Is your favourite the kaju katli, burfi or the halwa? Whatever your answer, there is surprising science - precision, chemistry and physics - holding it together
There’s an odd idea — and Diwali always makes me think of it — that mithai is easy to make. “With that much ghee and sugar, how could it not taste amazing,” we joke. But it takes expertise to make even the simplest of these sweets. Look at them from a scientific and structural viewpoint, and one develops a whole new appreciation for their complexity.
Take the kaju katli and coconut burfi. Both contain healthy ingredients (whole nuts, seeds, shredded coconut) with no reason to stick together. The sugar isn’t just flavouring, then; it is the glue that binds them. It is also the preservative that keeps them fresh; the jolt of flavour that makes them irresistible. And it gives the mix a shape so cohesive, one can jostle about with a box of these all day and not have them so much as crack under the pressure.
Now, ordinary syrup could not do this. It takes just the right amount of heat to create the kind of cohesiveness that these mithais rely on. How does heat act on sugar to make it a stronger binding agent? Well, the heat transfers energy to the sugar molecules, which makes it easier for them to break free of their rather strong polar bonds.
This is why, using heat, one can dissolve more and more sugar in a small amount of water. At about 40 degrees Celsius, for example, 100 gm of water can dissolve 238 gm of sugar. Heat the water to 100 degrees Celsius, and one can now dissolve almost double the amount: 485 gm of sugar.
When the temperature gets to about 118 to 130 degrees Celsius (called the soft/hard ball stage), the syrup is only about 10% water. This is the point at which a syrup can be used to shape a ball or slab. It is still liquid enough to mix ingredients into, but as it cools, the original bonds reinforce themselves as the sugar molecules reach out to each other. Because of the high concentration of sugar molecules in the syrup, crystallisation occurs, and a mix of this kind will crystallise in more or less any shape it is given.
It will take a hard bite to break this ball apart now. But the reward is a burst of flavour from the sweetened nuts and seeds, and a delicious, chewy texture too.
Sugar is just one of the tricks used in the vast array of mithais made in India. Other binders include proteins (powdered dal, chenna) and starches (corn starch, wheat starch, etc). These still need crystallised sugar syrup to help with the binding, but can do with far less of it.

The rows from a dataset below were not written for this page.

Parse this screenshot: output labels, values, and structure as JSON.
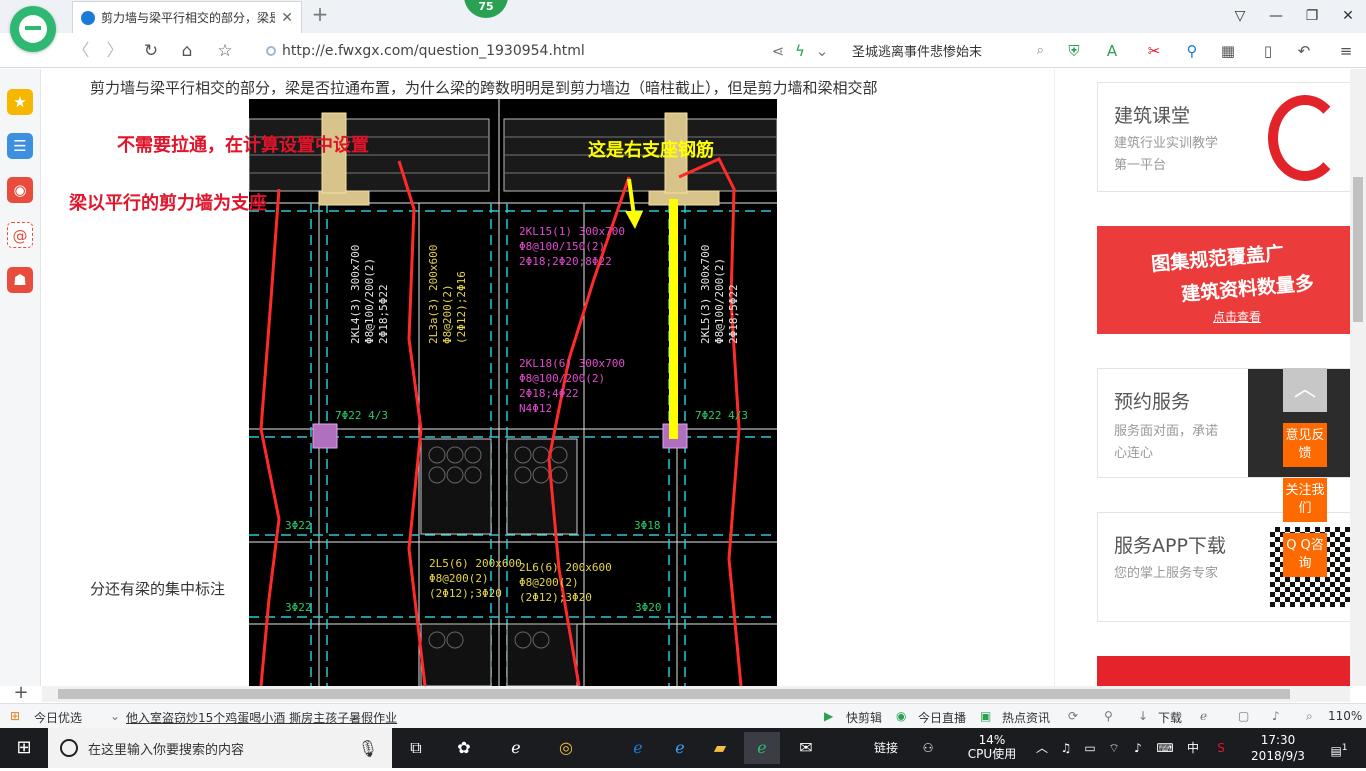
{
  "browser": {
    "badge": "75",
    "tab_title": "剪力墙与梁平行相交的部分，梁是",
    "url": "http://e.fwxgx.com/question_1930954.html",
    "search_text": "圣城逃离事件悲惨始末"
  },
  "page": {
    "question_line1": "剪力墙与梁平行相交的部分，梁是否拉通布置，为什么梁的跨数明明是到剪力墙边（暗柱截止），但是剪力墙和梁相交部",
    "question_line2": "分还有梁的集中标注",
    "annotation_red_1": "不需要拉通，在计算设置中设置",
    "annotation_red_2": "梁以平行的剪力墙为支座",
    "annotation_yellow": "这是右支座钢筋",
    "cad_labels": {
      "a": "2KL15(1) 300x700",
      "b": "Φ8@100/150(2)",
      "c": "2Φ18;2Φ20;8Φ22",
      "d": "2KL18(6) 300x700",
      "e": "Φ8@100/200(2)",
      "f": "2Φ18;4Φ22",
      "g": "N4Φ12",
      "h": "2L5(6) 200x600",
      "i": "Φ8@200(2)",
      "j": "(2Φ12);3Φ20",
      "k": "2L6(6) 200x600",
      "l": "Φ8@200(2)",
      "m": "(2Φ12);3Φ20",
      "n": "2KL4(3) 300x700",
      "o": "Φ8@100/200(2)",
      "p": "2Φ18;5Φ22",
      "q": "2L3a(3) 200x600",
      "r": "Φ8@200(2)",
      "s": "(2Φ12);2Φ16",
      "t": "2KL5(3) 300x700",
      "u": "Φ8@100/200(2)",
      "v": "2Φ18;5Φ22",
      "w": "7Φ22 4/3",
      "x": "3Φ18",
      "y": "3Φ22",
      "z": "3Φ20"
    }
  },
  "right": {
    "card1_title": "建筑课堂",
    "card1_sub": "建筑行业实训教学第一平台",
    "ad_line1": "图集规范覆盖广",
    "ad_line2": "建筑资料数量多",
    "ad_cta": "点击查看",
    "card2_title": "预约服务",
    "card2_sub": "服务面对面，承诺心连心",
    "card3_title": "服务APP下载",
    "card3_sub": "您的掌上服务专家"
  },
  "float": {
    "feedback": "意见反馈",
    "follow": "关注我们",
    "qq": "Q Q咨询"
  },
  "status": {
    "today": "今日优选",
    "news": "他入室盗窃炒15个鸡蛋喝小酒 撕房主孩子暑假作业",
    "clip": "快剪辑",
    "live": "今日直播",
    "hot": "热点资讯",
    "download": "下载",
    "zoom": "110%"
  },
  "taskbar": {
    "search_placeholder": "在这里输入你要搜索的内容",
    "link": "链接",
    "cpu_pct": "14%",
    "cpu_label": "CPU使用",
    "ime": "中",
    "time": "17:30",
    "date": "2018/9/3",
    "notif_count": "1"
  }
}
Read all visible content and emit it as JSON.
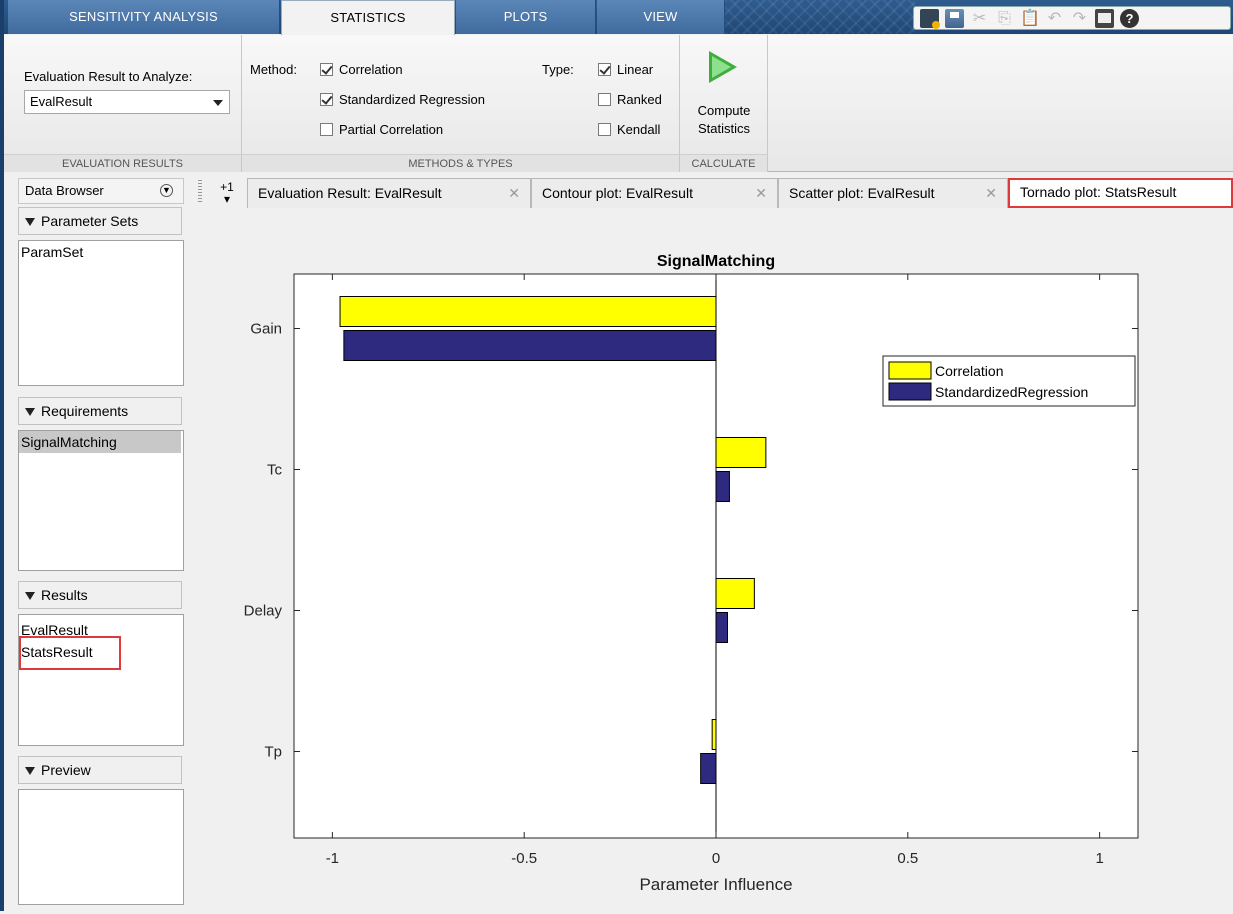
{
  "ribbon_tabs": [
    "SENSITIVITY ANALYSIS",
    "STATISTICS",
    "PLOTS",
    "VIEW"
  ],
  "ribbon": {
    "eval_label": "Evaluation Result to Analyze:",
    "eval_value": "EvalResult",
    "eval_section": "EVALUATION RESULTS",
    "method_label": "Method:",
    "methods": [
      "Correlation",
      "Standardized Regression",
      "Partial Correlation"
    ],
    "methods_checked": [
      true,
      true,
      false
    ],
    "type_label": "Type:",
    "types": [
      "Linear",
      "Ranked",
      "Kendall"
    ],
    "types_checked": [
      true,
      false,
      false
    ],
    "methods_section": "METHODS & TYPES",
    "compute_line1": "Compute",
    "compute_line2": "Statistics",
    "calc_section": "CALCULATE"
  },
  "browser": {
    "title": "Data Browser",
    "param_header": "Parameter Sets",
    "param_items": [
      "ParamSet"
    ],
    "req_header": "Requirements",
    "req_items": [
      "SignalMatching"
    ],
    "results_header": "Results",
    "results_items": [
      "EvalResult",
      "StatsResult"
    ],
    "preview_header": "Preview"
  },
  "doc_tabs": {
    "nav_label": "+1",
    "tabs": [
      "Evaluation Result:  EvalResult",
      "Contour plot:  EvalResult",
      "Scatter plot:  EvalResult",
      "Tornado plot:  StatsResult"
    ]
  },
  "chart_data": {
    "type": "bar",
    "orientation": "horizontal",
    "title": "SignalMatching",
    "xlabel": "Parameter Influence",
    "ylabel": "",
    "categories": [
      "Gain",
      "Tc",
      "Delay",
      "Tp"
    ],
    "series": [
      {
        "name": "Correlation",
        "color": "#ffff00",
        "values": [
          -0.98,
          0.13,
          0.1,
          -0.01
        ]
      },
      {
        "name": "StandardizedRegression",
        "color": "#2e2a80",
        "values": [
          -0.97,
          0.035,
          0.03,
          -0.04
        ]
      }
    ],
    "xlim": [
      -1.1,
      1.1
    ],
    "xticks": [
      -1,
      -0.5,
      0,
      0.5,
      1
    ],
    "xtick_labels": [
      "-1",
      "-0.5",
      "0",
      "0.5",
      "1"
    ],
    "legend": "top-right",
    "grid": false
  }
}
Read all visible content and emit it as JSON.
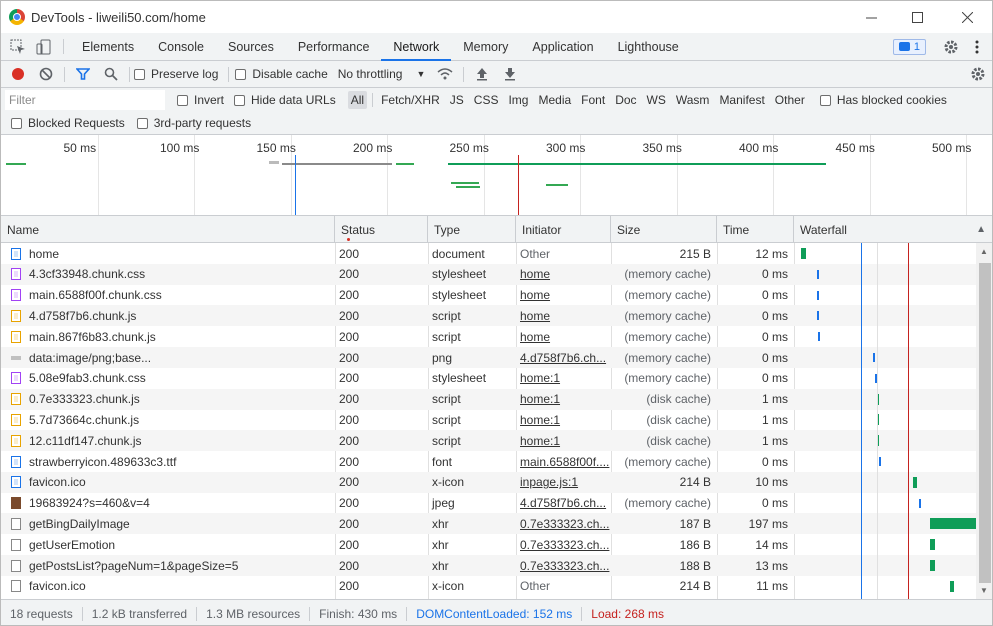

My favourite of the protein-based mithais is the moong dal laddoo. Here, once the ingredients are cooked and combined, it is compression force that gets the proteins to bond. Before the temperature of the mix drops, pressing it into a ball or slab causes the proteins to stick together. This reduces the burden on sugar as a binder. Thus, protein-based mithais can contain as little as one-third the sugar of a regular laddoo or katli, and still hold their shape.
Perhaps the most interesting, from a scientific standpoint, are the mithais where pure starch provides the structural support. These include the Tirunelveli and Karachi halwas. Here, grains such as corn, ragi or wheat are soaked and ground, and the milk extracted from them. This milk is essentially refined starch, with most non-soluble particles such as fibres eliminated from it.
Add water, slivers of nuts, and flavouring agents such as cinnamon or cardamom and the result is a translucent gel that is beautiful to look at, chewy and soft, but can still stand firm. This is because the starch solution, when diluted and heated, absorbs water to form a mesh of long-chain molecules that trap liquid (and flavours). As the mix cools, the bonds between the starch molecules become more stable, and set firmly enough to be cut up into blocks.
Whatever your favourites, take a moment today, as you choose between burfis, laddoos and halwas, to pause and appreciate the molecular forces at work… then pop one in your mouth quickly before the box passes you by. Happy Diwali!
(To reach Swetha Sivakumar with questions or feedback, email email@example.com)